Take the 2-minute tour ×
Stack Overflow is a question and answer site for professional and enthusiast programmers. It's 100% free, no registration required.

I'm writing some JS code that uses promises. For example, I open a form pop-up and I return a jQuery Deferred object. It works like this:

  • If the user clicks OK on the form, and it validates, the Deferred resolves to an object representing the form data.

  • If the user clicks Cancel, then the Deferred resolves to a null.

What I'm trying to decide is should the Deferred instead reject, instead of resolve? More generally, I'm wondering when should I resolve to something like a null object, and when should I reject?

Here's some code demonstrating the two positions:

// Resolve with null.
var promise = form.open()
    .done(function (result) {
        if (result) {
            // Do something with result.
        } else {
            // Log lack of result.
        }
    });

// Reject.
var promise = form.open()
    .done(function (result) {            
        // Do something with result.            
    })
    .fail(function () {
        // Log lack of result.
    });
share|improve this question
    
Seems like a design decision that is perfectly valid either way. –  James Montagne Feb 12 '13 at 20:59
    
I don't think that one method is better than the other, but I usually associate fail with something going wrong such as an exception rather than a chosen value, i.e. failure to be able to fulfill the promise rather than completing the promise with a certain value. –  Explosion Pills Feb 12 '13 at 20:59
    
@ExplosionPills Yeah that's what I'm trying to get a handle on. So I should treat a promise rejection as the same severity as an exception? –  cdmckay Feb 12 '13 at 21:01
1  
@cdmckay Well .. there's not really a should about it, but at least that's what jQuery seems to do with the ajax deferred objects. –  Explosion Pills Feb 12 '13 at 21:01

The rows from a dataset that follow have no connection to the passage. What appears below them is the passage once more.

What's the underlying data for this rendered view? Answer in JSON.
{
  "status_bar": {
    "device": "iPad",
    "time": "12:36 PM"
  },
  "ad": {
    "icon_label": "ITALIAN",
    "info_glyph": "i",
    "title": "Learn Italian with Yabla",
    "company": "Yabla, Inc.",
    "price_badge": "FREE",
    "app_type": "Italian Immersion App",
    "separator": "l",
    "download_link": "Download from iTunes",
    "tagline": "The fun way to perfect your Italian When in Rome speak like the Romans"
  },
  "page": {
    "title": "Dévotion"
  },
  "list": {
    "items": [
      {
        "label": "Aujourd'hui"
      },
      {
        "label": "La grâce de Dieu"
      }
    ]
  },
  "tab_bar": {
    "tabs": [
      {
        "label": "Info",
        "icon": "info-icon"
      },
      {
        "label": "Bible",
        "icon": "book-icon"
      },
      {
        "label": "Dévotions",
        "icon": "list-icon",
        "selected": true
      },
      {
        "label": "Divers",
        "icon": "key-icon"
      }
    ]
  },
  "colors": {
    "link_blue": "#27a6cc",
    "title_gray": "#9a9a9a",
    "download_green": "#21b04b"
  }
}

3 Answers 3

up vote 4 down vote accepted

The semantics of your two strategies are not really the same. Explicitly rejecting a deferred is meaningful.

For instance, $.when() will keep accumulating results as long as the deferred objects it is passed succeed, but will bail out at the first one which fails.

It means that, if we rename your two promises promise1 and promise2 respectively:

$.when(promise1, promise2).then(function() {
    // Success...
}, function() {
    // Failure...
});

The code above will wait until the second form is closed, even if the first form is canceled, before invoking one of the callbacks passed to then(). The invoked callback (success or failure) will only depend on the result of the second form.

However, that code will not wait for the first form to be closed before invoking the failure callback if the second form is canceled.

share|improve this answer

Since it's user-controlled, I wouldn't treat it as a "failure". The first option seems cleaner.

share|improve this answer

Well, in both cases you would do something different, so i would say always either resolve it, or reject it. Do your form post on resolve, and on reject do nothing. Then, on always, close the form.

var promise = form.open()
.done(function (result) {            
    // Do something with result.            
})
.fail(function () {
    // Log lack of result.
})
.always(function() {
    // close the form.
})

If you aren't rejecting on cancel, when are you ever rejecting at all? at that point, why use a deferred object? You could reject on input error, but then you would have to generate a whole new promise if you wanted to allow them to fix it.


Deferreds don't really seem like the right thing to use here. I'd just use events.

share|improve this answer
    
Do you always need a reject case to use a promise? –  cdmckay Feb 12 '13 at 21:03
    
I guess not, depending on the situation. –  Kevin B Feb 12 '13 at 21:03
    
Promises are always better than events when it's a single async operation. You can use combinators on promises which you can't do with events. –  ForbesLindesay Feb 13 '13 at 9:47

Your Answer

 
discard

By posting your answer, you agree to the privacy policy and terms of service.

Not the answer you're looking for? Browse other questions tagged or ask your own question.